## WHAT THE EXERCISE ASKS
Take every entry below and copy it out word for word.

========================================

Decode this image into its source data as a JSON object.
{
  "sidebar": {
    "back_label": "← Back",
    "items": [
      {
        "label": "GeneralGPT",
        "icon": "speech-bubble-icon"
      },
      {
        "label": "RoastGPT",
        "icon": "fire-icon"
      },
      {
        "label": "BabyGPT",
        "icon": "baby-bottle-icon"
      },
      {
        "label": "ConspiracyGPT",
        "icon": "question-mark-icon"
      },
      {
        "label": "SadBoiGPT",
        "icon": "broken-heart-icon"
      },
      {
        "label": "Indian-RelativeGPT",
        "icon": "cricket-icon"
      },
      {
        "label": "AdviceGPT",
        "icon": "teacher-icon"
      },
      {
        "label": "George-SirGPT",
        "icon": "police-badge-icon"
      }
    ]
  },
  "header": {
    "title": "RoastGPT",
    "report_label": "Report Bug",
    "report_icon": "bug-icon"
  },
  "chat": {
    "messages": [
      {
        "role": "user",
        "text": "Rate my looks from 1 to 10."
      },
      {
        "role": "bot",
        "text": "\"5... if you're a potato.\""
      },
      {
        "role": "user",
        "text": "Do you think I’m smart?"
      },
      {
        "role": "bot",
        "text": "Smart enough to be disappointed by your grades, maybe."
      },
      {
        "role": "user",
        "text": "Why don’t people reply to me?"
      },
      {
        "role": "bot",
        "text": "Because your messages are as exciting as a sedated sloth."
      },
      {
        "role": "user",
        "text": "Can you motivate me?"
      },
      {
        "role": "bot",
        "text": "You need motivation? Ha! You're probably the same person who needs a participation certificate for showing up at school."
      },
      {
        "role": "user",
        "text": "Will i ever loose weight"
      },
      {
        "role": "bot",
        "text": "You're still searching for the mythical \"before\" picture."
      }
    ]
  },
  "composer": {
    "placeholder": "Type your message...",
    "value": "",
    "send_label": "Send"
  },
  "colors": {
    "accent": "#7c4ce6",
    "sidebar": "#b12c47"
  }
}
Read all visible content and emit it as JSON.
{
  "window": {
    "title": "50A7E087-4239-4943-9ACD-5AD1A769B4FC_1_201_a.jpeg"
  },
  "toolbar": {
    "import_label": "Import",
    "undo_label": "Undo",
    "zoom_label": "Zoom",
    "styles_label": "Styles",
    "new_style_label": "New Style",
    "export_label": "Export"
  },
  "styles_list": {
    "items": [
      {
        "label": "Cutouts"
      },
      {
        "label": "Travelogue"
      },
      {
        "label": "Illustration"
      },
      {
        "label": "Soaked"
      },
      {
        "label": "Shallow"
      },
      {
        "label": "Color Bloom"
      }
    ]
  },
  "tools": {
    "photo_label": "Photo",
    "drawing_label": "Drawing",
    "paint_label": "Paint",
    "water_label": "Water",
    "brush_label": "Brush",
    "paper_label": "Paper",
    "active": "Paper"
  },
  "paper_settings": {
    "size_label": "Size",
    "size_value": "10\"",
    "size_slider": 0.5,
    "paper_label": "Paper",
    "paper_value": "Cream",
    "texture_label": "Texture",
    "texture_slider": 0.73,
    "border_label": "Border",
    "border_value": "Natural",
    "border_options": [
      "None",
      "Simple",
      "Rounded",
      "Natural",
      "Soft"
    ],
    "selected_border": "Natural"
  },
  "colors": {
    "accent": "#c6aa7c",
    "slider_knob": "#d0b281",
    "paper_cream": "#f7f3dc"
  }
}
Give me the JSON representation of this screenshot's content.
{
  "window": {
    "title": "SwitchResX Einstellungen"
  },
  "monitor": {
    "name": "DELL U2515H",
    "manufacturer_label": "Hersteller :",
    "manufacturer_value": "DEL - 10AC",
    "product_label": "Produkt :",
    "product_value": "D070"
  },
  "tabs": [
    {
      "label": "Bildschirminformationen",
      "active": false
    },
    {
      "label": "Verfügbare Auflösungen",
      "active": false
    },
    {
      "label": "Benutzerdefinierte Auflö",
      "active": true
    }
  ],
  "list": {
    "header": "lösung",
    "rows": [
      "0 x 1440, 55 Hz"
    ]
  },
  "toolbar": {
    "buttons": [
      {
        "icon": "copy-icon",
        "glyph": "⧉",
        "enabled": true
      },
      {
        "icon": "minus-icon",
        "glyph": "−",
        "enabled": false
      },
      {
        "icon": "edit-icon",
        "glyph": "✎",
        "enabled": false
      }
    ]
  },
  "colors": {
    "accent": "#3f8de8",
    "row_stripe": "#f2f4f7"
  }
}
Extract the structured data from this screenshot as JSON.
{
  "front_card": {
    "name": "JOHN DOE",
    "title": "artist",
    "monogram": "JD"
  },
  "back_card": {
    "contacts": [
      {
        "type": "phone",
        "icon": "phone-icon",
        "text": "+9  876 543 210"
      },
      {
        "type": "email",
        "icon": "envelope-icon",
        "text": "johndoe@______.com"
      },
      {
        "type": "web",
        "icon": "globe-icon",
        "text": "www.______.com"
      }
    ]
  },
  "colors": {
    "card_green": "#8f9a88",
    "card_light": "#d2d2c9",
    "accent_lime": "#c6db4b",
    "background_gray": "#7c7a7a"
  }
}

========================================

## WRITTEN SOLUTION
Decode this image into its source data as a JSON object.
{
  "sidebar": {
    "back_label": "← Back",
    "items": [
      {
        "label": "GeneralGPT",
        "icon": "speech-bubble-icon"
      },
      {
        "label": "RoastGPT",
        "icon": "fire-icon"
      },
      {
        "label": "BabyGPT",
        "icon": "baby-bottle-icon"
      },
      {
        "label": "ConspiracyGPT",
        "icon": "question-mark-icon"
      },
      {
        "label": "SadBoiGPT",
        "icon": "broken-heart-icon"
      },
      {
        "label": "Indian-RelativeGPT",
        "icon": "cricket-icon"
      },
      {
        "label": "AdviceGPT",
        "icon": "teacher-icon"
      },
      {
        "label": "George-SirGPT",
        "icon": "police-badge-icon"
      }
    ]
  },
  "header": {
    "title": "RoastGPT",
    "report_label": "Report Bug",
    "report_icon": "bug-icon"
  },
  "chat": {
    "messages": [
      {
        "role": "user",
        "text": "Rate my looks from 1 to 10."
      },
      {
        "role": "bot",
        "text": "\"5... if you're a potato.\""
      },
      {
        "role": "user",
        "text": "Do you think I’m smart?"
      },
      {
        "role": "bot",
        "text": "Smart enough to be disappointed by your grades, maybe."
      },
      {
        "role": "user",
        "text": "Why don’t people reply to me?"
      },
      {
        "role": "bot",
        "text": "Because your messages are as exciting as a sedated sloth."
      },
      {
        "role": "user",
        "text": "Can you motivate me?"
      },
      {
        "role": "bot",
        "text": "You need motivation? Ha! You're probably the same person who needs a participation certificate for showing up at school."
      },
      {
        "role": "user",
        "text": "Will i ever loose weight"
      },
      {
        "role": "bot",
        "text": "You're still searching for the mythical \"before\" picture."
      }
    ]
  },
  "composer": {
    "placeholder": "Type your message...",
    "value": "",
    "send_label": "Send"
  },
  "colors": {
    "accent": "#7c4ce6",
    "sidebar": "#b12c47"
  }
}
Read all visible content and emit it as JSON.
{
  "window": {
    "title": "50A7E087-4239-4943-9ACD-5AD1A769B4FC_1_201_a.jpeg"
  },
  "toolbar": {
    "import_label": "Import",
    "undo_label": "Undo",
    "zoom_label": "Zoom",
    "styles_label": "Styles",
    "new_style_label": "New Style",
    "export_label": "Export"
  },
  "styles_list": {
    "items": [
      {
        "label": "Cutouts"
      },
      {
        "label": "Travelogue"
      },
      {
        "label": "Illustration"
      },
      {
        "label": "Soaked"
      },
      {
        "label": "Shallow"
      },
      {
        "label": "Color Bloom"
      }
    ]
  },
  "tools": {
    "photo_label": "Photo",
    "drawing_label": "Drawing",
    "paint_label": "Paint",
    "water_label": "Water",
    "brush_label": "Brush",
    "paper_label": "Paper",
    "active": "Paper"
  },
  "paper_settings": {
    "size_label": "Size",
    "size_value": "10\"",
    "size_slider": 0.5,
    "paper_label": "Paper",
    "paper_value": "Cream",
    "texture_label": "Texture",
    "texture_slider": 0.73,
    "border_label": "Border",
    "border_value": "Natural",
    "border_options": [
      "None",
      "Simple",
      "Rounded",
      "Natural",
      "Soft"
    ],
    "selected_border": "Natural"
  },
  "colors": {
    "accent": "#c6aa7c",
    "slider_knob": "#d0b281",
    "paper_cream": "#f7f3dc"
  }
}
Give me the JSON representation of this screenshot's content.
{
  "window": {
    "title": "SwitchResX Einstellungen"
  },
  "monitor": {
    "name": "DELL U2515H",
    "manufacturer_label": "Hersteller :",
    "manufacturer_value": "DEL - 10AC",
    "product_label": "Produkt :",
    "product_value": "D070"
  },
  "tabs": [
    {
      "label": "Bildschirminformationen",
      "active": false
    },
    {
      "label": "Verfügbare Auflösungen",
      "active": false
    },
    {
      "label": "Benutzerdefinierte Auflö",
      "active": true
    }
  ],
  "list": {
    "header": "lösung",
    "rows": [
      "0 x 1440, 55 Hz"
    ]
  },
  "toolbar": {
    "buttons": [
      {
        "icon": "copy-icon",
        "glyph": "⧉",
        "enabled": true
      },
      {
        "icon": "minus-icon",
        "glyph": "−",
        "enabled": false
      },
      {
        "icon": "edit-icon",
        "glyph": "✎",
        "enabled": false
      }
    ]
  },
  "colors": {
    "accent": "#3f8de8",
    "row_stripe": "#f2f4f7"
  }
}
Extract the structured data from this screenshot as JSON.
{
  "front_card": {
    "name": "JOHN DOE",
    "title": "artist",
    "monogram": "JD"
  },
  "back_card": {
    "contacts": [
      {
        "type": "phone",
        "icon": "phone-icon",
        "text": "+9  876 543 210"
      },
      {
        "type": "email",
        "icon": "envelope-icon",
        "text": "johndoe@______.com"
      },
      {
        "type": "web",
        "icon": "globe-icon",
        "text": "www.______.com"
      }
    ]
  },
  "colors": {
    "card_green": "#8f9a88",
    "card_light": "#d2d2c9",
    "accent_lime": "#c6db4b",
    "background_gray": "#7c7a7a"
  }
}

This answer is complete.